**WHAT THE EXERCISE ASKS**
Reproduce the following entries verbatim, each one complete.

Excerpts from an interface dataset
▬▬▬▬▬▬▬▬▬▬

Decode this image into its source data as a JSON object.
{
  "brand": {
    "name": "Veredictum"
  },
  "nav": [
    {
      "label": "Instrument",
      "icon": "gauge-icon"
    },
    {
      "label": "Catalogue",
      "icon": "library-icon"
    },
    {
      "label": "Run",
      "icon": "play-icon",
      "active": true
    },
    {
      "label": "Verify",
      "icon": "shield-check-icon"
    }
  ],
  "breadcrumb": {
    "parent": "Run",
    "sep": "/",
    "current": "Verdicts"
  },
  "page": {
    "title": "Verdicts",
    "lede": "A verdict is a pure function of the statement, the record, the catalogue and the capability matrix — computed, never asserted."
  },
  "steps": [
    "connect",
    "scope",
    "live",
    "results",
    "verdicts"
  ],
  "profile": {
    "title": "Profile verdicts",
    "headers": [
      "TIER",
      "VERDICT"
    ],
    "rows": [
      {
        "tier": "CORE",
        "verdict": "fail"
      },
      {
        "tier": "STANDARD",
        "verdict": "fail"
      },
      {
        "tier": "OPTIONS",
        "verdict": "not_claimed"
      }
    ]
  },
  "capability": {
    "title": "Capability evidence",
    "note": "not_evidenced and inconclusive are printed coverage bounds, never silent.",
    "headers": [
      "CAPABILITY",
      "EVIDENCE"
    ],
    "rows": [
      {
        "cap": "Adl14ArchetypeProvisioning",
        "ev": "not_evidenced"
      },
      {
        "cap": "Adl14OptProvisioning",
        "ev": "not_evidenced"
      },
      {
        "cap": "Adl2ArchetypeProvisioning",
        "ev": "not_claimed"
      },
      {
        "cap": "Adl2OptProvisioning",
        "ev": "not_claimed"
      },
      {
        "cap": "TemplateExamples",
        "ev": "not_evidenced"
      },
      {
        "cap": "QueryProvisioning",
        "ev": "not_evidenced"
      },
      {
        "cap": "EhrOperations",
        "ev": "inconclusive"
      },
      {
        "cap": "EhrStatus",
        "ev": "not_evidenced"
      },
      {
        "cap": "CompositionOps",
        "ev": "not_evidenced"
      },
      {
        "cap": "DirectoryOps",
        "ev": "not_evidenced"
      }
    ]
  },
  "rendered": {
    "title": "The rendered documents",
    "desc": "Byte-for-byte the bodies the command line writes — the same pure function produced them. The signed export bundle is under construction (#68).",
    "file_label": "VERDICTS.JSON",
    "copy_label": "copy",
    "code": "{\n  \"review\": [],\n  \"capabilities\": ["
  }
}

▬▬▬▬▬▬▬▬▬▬

**RESULT OF THIS EXERCISE**
Decode this image into its source data as a JSON object.
{
  "brand": {
    "name": "Veredictum"
  },
  "nav": [
    {
      "label": "Instrument",
      "icon": "gauge-icon"
    },
    {
      "label": "Catalogue",
      "icon": "library-icon"
    },
    {
      "label": "Run",
      "icon": "play-icon",
      "active": true
    },
    {
      "label": "Verify",
      "icon": "shield-check-icon"
    }
  ],
  "breadcrumb": {
    "parent": "Run",
    "sep": "/",
    "current": "Verdicts"
  },
  "page": {
    "title": "Verdicts",
    "lede": "A verdict is a pure function of the statement, the record, the catalogue and the capability matrix — computed, never asserted."
  },
  "steps": [
    "connect",
    "scope",
    "live",
    "results",
    "verdicts"
  ],
  "profile": {
    "title": "Profile verdicts",
    "headers": [
      "TIER",
      "VERDICT"
    ],
    "rows": [
      {
        "tier": "CORE",
        "verdict": "fail"
      },
      {
        "tier": "STANDARD",
        "verdict": "fail"
      },
      {
        "tier": "OPTIONS",
        "verdict": "not_claimed"
      }
    ]
  },
  "capability": {
    "title": "Capability evidence",
    "note": "not_evidenced and inconclusive are printed coverage bounds, never silent.",
    "headers": [
      "CAPABILITY",
      "EVIDENCE"
    ],
    "rows": [
      {
        "cap": "Adl14ArchetypeProvisioning",
        "ev": "not_evidenced"
      },
      {
        "cap": "Adl14OptProvisioning",
        "ev": "not_evidenced"
      },
      {
        "cap": "Adl2ArchetypeProvisioning",
        "ev": "not_claimed"
      },
      {
        "cap": "Adl2OptProvisioning",
        "ev": "not_claimed"
      },
      {
        "cap": "TemplateExamples",
        "ev": "not_evidenced"
      },
      {
        "cap": "QueryProvisioning",
        "ev": "not_evidenced"
      },
      {
        "cap": "EhrOperations",
        "ev": "inconclusive"
      },
      {
        "cap": "EhrStatus",
        "ev": "not_evidenced"
      },
      {
        "cap": "CompositionOps",
        "ev": "not_evidenced"
      },
      {
        "cap": "DirectoryOps",
        "ev": "not_evidenced"
      }
    ]
  },
  "rendered": {
    "title": "The rendered documents",
    "desc": "Byte-for-byte the bodies the command line writes — the same pure function produced them. The signed export bundle is under construction (#68).",
    "file_label": "VERDICTS.JSON",
    "copy_label": "copy",
    "code": "{\n  \"review\": [],\n  \"capabilities\": ["
  }
}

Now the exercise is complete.